The former Depot is now being returned to private ownership. Earl Martin of Seneca Iron Works was selected by the Seneca County Industrial Development Agency in 2016 to take ownership of more than 7,000 acres of the site. Earlier, a residential campus to help young people with emotional problems and a maximum security prison had been established on portions of the property. Finger Lakes Technologies Group also rents a portion of the property to host secure document storage facilities for businesses and other organizations.
Many structures from the weapons storage era are still standing, including the 519 igloos in which munitions and explosives were stored. Decontamination efforts continue on the northwest corner of the site.
HISTORICAL TIMETABLE & THE COLD WAR
After WWII was over, the Seneca Depot, like other depots across the United States, went into a peacetime lull. However, the Korean War in the 1950s, followed by the Vietnam war of the 1960s and early 1970s once again made the Depot come to life as it provided munitions to those campaigns. The first Desert Storm war in 1990-91 was the last campaign for the Depot and it went out in a grand scale as the Depot provided nearly all the munitions used in that campaign, over 35,000 tons in all!
The Cold War with the Soviet Union, especially during the 1960s made for an uneasy time at the Depot, as well as the rest of the country. Troops were constantly on the lookout for spies and other kinds of enemy activity that could threaten the integrity of the facility. Small bomb shelters were built in random locatons among the igloos as a protective measure for the workers and GI’s at the Depot.
The Army announced in 1995 that the Depot would be closing as it (the Depot) no longer met the new mission of the US Army. The Depot officially terminated in September 2000.
Today, the Depot is returning to private ownership, with unprecedented public access. In 2016, the Seneca County Industrial Development Agency (which had owned it since the Army left in 2000) agreed to transfer the remaining 7,000 acres to private hands. The only lands controlled by the US Army are those areas still under remediation. Once those remaining acres meet both state and federal health and environmental standards, they will be transferred to the private ownership. Establishment of Deer Haven Park by Earl Martin means that the military artifacts and wildlife of the former Depot will now be accessible to the public.
THE “Q” AREA
In the mid 1950s the north end of the Depot property was transformed into a special weapons area. These special weapons areas (19 in total in the United States) were designated as “Qs”. Becoming a Q area represented the highest security levels known at that time because their mission was to house atomic weapons which indeed were very special weapons.
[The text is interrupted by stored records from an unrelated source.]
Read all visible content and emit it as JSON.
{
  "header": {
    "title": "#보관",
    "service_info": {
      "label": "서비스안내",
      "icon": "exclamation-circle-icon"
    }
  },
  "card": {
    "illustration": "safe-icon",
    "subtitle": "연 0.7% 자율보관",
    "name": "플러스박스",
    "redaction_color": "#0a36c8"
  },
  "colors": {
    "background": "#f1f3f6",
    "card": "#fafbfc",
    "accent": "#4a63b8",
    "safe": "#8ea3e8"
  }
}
The Q was built over two years and consisted of about one square mile of area, eventually resulting in 64 igloos, some of them atomic bomb blast resistant. The Q had its own security force, specially trained Military Police who patrolled the Q 24 hours a day. The Q area had a triple wall fence surrounding it, with the middle fence being electrified at 4800 volts. No one was allowed inside the Q without a heavily armed MP escort.
Although the Army still does not acknowledge that storage of atomic weapons occurred within the Seneca Depot, other documents found by SWD suggest that the Seneca Army Depot was the US Army’s largest arsenal of atomic weapons and the second largest atomic stockpile in the entire United States. Besides atomic bombs, the Depot also housed atomic artillery shells for Atomic Annie, a long range artillery gun only fired once in Nevada.
Today, the Q is peaceful once again, this time being leased by Finger Lakes Technologies Group, as it recycles some of the igloos for secure document storage.
In the 1940s, the Navy built a training area at the Sampson Naval Training base, just a short distance to the east and south of the Depot. This naval base lasted until WWII was over and then the US Air Force took over the base and subsequently built an air field at the south end of the Depot property. The airfield became a Strategic Air Command base, but ironically never had a single plane assigned to it. It was used initially for training of pilots, but eventually was transferred to the US Army.
Over the decades the airfield was used countless times to unload munitions for storage or pick them up for disposition in the various war theatres the United States became involved.
The airfield at one time was also used by Mohawk Airlines, a predecessor to US Air. President Dwight Eisenhower and actress Betty Davis were some of the notables who landed at the airfield. The airfield eventually was expanded to 7,000 feet to accommodate the largest planes in the US fleet, and also to provide a backup airfield for emergency landings of the famous U2 spy plane. There are no recorded landings of any U2’s, however, at the airfield.
Since 2000, the airfield has also been used by the NYS State Police and local fire protection groups for training programs. Today, it is part of the 7,000 acres returned to private ownership. It will be the site of further industrial development and potentially continued police and fire personnel training.
In the summer of 1983, the Women’s Encampment for a Future of Peace and Justice brought the world’s attention to the Seneca Army Depot through their non-violent protests at the site. Targeting the Depot because of its reputed storage of nuclear weapons and the potential for sending them to Europe, the activists used civil disobedience as well as direct action, resulting in 950 arrests. Activists remained at the local farm where they were headquartered for several years. The property was reclaimed by Seneca County in 2006 for back taxes.